__Task brief__.
Among the entries below, find the lines with the word "likes" and return them.

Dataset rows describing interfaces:
=-=-=

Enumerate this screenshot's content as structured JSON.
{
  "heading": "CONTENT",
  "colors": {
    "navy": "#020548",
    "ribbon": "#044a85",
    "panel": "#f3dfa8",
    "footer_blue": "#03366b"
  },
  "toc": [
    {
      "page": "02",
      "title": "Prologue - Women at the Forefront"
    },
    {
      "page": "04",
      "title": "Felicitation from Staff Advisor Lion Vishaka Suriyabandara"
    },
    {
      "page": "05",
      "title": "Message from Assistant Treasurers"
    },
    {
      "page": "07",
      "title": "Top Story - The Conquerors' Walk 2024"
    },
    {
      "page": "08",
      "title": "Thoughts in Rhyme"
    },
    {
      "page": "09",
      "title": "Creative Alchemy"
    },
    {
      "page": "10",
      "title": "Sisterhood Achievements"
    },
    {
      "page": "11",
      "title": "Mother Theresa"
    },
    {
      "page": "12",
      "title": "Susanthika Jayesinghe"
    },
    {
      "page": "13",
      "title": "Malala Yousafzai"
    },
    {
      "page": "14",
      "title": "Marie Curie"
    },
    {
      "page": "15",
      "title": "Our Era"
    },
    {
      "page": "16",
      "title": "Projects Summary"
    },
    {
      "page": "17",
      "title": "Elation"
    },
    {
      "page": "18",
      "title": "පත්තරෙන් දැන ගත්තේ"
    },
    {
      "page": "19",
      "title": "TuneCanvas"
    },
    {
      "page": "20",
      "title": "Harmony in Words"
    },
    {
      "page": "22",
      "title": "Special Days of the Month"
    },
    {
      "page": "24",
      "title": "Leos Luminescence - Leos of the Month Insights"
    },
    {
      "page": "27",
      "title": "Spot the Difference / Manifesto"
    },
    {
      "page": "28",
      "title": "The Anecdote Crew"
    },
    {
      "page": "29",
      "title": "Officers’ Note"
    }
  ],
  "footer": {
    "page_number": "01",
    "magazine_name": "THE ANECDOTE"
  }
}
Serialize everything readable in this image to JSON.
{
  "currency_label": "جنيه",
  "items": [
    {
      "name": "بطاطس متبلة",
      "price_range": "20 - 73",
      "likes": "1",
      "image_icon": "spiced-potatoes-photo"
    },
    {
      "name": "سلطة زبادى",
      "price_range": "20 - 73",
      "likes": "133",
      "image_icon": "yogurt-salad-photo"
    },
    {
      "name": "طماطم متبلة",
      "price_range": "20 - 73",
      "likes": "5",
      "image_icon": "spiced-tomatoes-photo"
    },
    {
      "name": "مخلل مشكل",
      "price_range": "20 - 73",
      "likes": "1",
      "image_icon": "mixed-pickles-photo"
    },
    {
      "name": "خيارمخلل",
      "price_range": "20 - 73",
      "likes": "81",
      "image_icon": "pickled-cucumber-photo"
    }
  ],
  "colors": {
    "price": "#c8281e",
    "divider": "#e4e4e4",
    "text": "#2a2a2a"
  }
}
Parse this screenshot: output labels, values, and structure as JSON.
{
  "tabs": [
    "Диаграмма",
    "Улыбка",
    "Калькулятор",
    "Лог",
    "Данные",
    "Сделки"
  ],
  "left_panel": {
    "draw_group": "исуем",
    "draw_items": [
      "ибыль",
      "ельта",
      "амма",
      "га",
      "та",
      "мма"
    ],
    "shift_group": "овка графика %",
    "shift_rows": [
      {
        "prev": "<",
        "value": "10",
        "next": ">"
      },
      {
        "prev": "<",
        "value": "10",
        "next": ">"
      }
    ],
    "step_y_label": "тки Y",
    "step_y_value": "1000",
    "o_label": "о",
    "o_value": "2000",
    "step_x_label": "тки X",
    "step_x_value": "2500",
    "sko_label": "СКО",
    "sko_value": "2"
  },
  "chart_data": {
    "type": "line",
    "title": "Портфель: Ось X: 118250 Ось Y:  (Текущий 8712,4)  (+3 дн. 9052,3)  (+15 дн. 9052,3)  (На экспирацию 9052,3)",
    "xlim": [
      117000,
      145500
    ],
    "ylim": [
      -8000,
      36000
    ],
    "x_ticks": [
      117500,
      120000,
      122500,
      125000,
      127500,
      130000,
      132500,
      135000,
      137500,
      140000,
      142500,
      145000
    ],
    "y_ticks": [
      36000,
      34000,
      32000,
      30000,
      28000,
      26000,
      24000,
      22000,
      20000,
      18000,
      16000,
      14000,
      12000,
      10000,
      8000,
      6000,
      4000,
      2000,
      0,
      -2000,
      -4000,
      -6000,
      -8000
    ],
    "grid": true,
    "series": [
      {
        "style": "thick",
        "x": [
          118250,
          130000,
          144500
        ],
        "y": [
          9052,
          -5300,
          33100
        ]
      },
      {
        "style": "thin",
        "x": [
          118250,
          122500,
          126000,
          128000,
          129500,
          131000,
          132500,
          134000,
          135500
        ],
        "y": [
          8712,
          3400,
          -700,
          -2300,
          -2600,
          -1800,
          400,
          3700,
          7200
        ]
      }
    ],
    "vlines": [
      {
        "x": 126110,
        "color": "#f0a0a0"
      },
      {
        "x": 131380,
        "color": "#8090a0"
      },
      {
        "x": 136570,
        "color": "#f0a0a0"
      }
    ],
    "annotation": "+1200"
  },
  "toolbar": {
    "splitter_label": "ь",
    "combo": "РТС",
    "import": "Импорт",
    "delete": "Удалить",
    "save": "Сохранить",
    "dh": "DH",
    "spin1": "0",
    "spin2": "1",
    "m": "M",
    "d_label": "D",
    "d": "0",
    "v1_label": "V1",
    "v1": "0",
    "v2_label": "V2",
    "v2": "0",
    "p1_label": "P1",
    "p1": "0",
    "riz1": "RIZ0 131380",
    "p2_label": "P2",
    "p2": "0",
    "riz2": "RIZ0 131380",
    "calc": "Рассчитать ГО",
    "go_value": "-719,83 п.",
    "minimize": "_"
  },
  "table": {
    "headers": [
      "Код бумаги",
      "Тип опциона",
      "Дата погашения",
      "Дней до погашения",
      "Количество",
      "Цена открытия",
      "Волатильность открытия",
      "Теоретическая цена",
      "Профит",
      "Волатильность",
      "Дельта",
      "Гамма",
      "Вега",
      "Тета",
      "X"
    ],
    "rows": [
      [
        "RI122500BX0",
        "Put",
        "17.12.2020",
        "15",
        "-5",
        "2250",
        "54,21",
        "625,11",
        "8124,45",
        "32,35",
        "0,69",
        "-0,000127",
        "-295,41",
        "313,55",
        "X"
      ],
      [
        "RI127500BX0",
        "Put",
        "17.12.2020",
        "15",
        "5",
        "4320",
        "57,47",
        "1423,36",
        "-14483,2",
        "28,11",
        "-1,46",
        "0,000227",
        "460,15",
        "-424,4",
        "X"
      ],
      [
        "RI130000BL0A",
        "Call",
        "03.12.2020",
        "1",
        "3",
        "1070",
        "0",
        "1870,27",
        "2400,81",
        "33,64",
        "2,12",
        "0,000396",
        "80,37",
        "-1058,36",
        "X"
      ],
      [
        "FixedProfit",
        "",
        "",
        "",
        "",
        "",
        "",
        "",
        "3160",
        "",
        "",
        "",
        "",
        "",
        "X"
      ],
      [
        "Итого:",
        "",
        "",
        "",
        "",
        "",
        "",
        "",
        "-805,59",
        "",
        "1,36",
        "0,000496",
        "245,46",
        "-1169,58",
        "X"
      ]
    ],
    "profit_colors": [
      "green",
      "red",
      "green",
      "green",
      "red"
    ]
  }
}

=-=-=

__Answer box__.
      "likes": "1",
      "likes": "133",
      "likes": "5",
      "likes": "1",
      "likes": "81",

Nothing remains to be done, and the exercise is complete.